284 F2d 239 Heilman v. Ginberg
284 F.2d 239
Louis HEILMAN, Appellant
Louis GINBERG et al., Appellees.
United States Court of Appeals District of Columbia Circuit.
Argued October 24, 1960.
Decided November 17, 1960.
Mr. Carleton U. Edwards, II, Washington, D. C., with whom Mr. Bernard Margolius, Washington, D. C., was on the brief, for appellant. Mr. Ralph H. Deckelbaum, Washington, D. C., also entered an appearance for appellant.
Mr. John E. Powell, Washington, D. C., with whom Mr. David G. Berger, Washington, D. C., was on the brief, for appellees Heilman.
Mr. Alvin L. Newmyer, Washington, D. C., for appellee Ginberg.
Before Mr. Justice REED, retired,* and BASTIAN and BURGER, Circuit Judges.
BURGER, Circuit Judge.
J. Melvin Heilman and his brother, appellant Louis Heilman, each owned one half of all the stock of a corporation engaged in the retail liquor business. They executed an agreement to the effect that upon the death of either, the survivor would be entitled to purchase the decedent's stock at a price governed by a formula set forth in the agreement.1 This is, of course, not an uncommon arrangement in closely held corporations. Thereafter J. Melvin Heilman died; his stock was appraised at approximately $60,000 and the surviving brother, appellant here, tendered performance of the stock purchase agreement. Louis Ginberg and appellant, as executors, then filed in the Probate Court a petition for ratification of the proposed sale of stock to appellant. Decedent's widow and the guardian ad litem of decedent's minor children filed objections on the ground that a conflict of interest existed because of appellee's position as executor and also as purchaser; they also challenged the decedent's competence to execute the stock purchase agreement, which was executed on the same day as decedent's will. Appellant then resigned as executor and was duly released and discharged.

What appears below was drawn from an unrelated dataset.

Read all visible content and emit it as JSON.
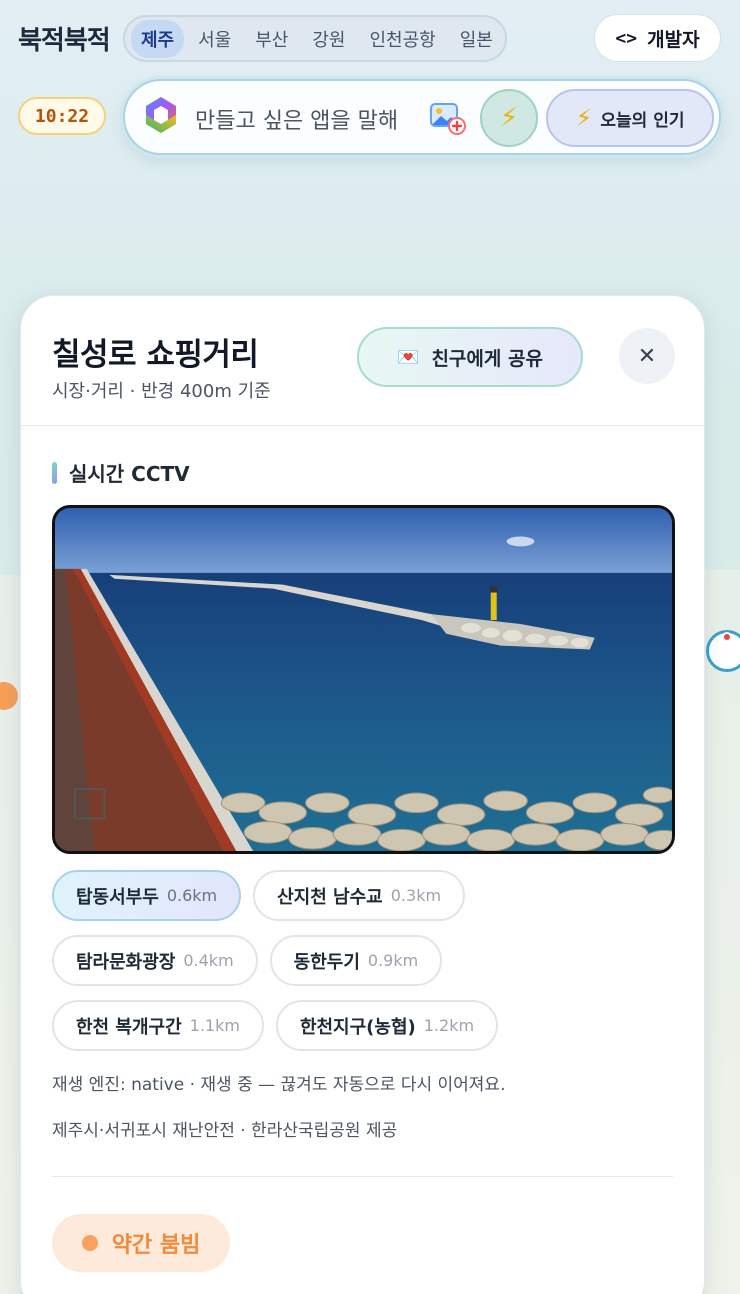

Judge Holtzoff, presiding in Motions Court, against this background denied the petition for confirmation of the stock purchase agreement without prejudice to its renewal unless an appropriate action was filed by a given date to set aside the agreement. No such action was filed.
The sole remaining executor, Louis Ginberg, then filed a supplemental petition which reported the developments to the Probate Court and asked for instructions. Thereafter the District Court in special term as Probate Court purported to instruct the executor with respect to performance of the contract and appellant seeks review of that order, contending (1) the Probate Court had no jurisdiction to pass on the validity or the effect of the contract; (2) that the order of the Probate Court is not binding on appellant since he was not a party to the proceeding.
It is clear that whatever its terms, the order in the probate proceedings constitutes nothing more than instructions to the executor; it is not binding on appellant and it does not affect his rights under the stock purchase agreement. The Probate Court, of course, had no jurisdiction to make any order affecting appellant's rights under the stock purchase agreement. The order appealed from need not be read as going beyond instructing the executor as to what steps he was to take. That order does not inhibit appellant in any claim he may assert and the appropriate court having jurisdiction is free to construe the contract in any action instituted to enforce rights under that contract.2 So construed the order appealed from is not one which adversely affects appellant.
Since appellant was not a party to the proceeding or in any way subject to the jurisdiction of the Probate Court, he had no right to appeal. Fed.R.Civ.P. rule 73 (a), 28 U.S.C.A.; United States v. Seigel, 1948, 83 U.S.App.D.C. 88, 168 F.2d 143; Barksdale v. Morgan, 1910, 34 App. D.C. 549.
Sitting by designation pursuant to the provisions of 28 U.S.C. § 294(a)
The stock purchase agreement provides, among other things, for an option in favor of one of decedent's sons, effective under conditions not relevant to our disposition of this appeal. The claims advanced by decedent's son present a contest as between the son and the appellant over the right to acquire decedent's 50% stock interest
Appellee freely concedes that the order in question didnot adjudicate appellant's rights under the contract but was simply a direction to the executor.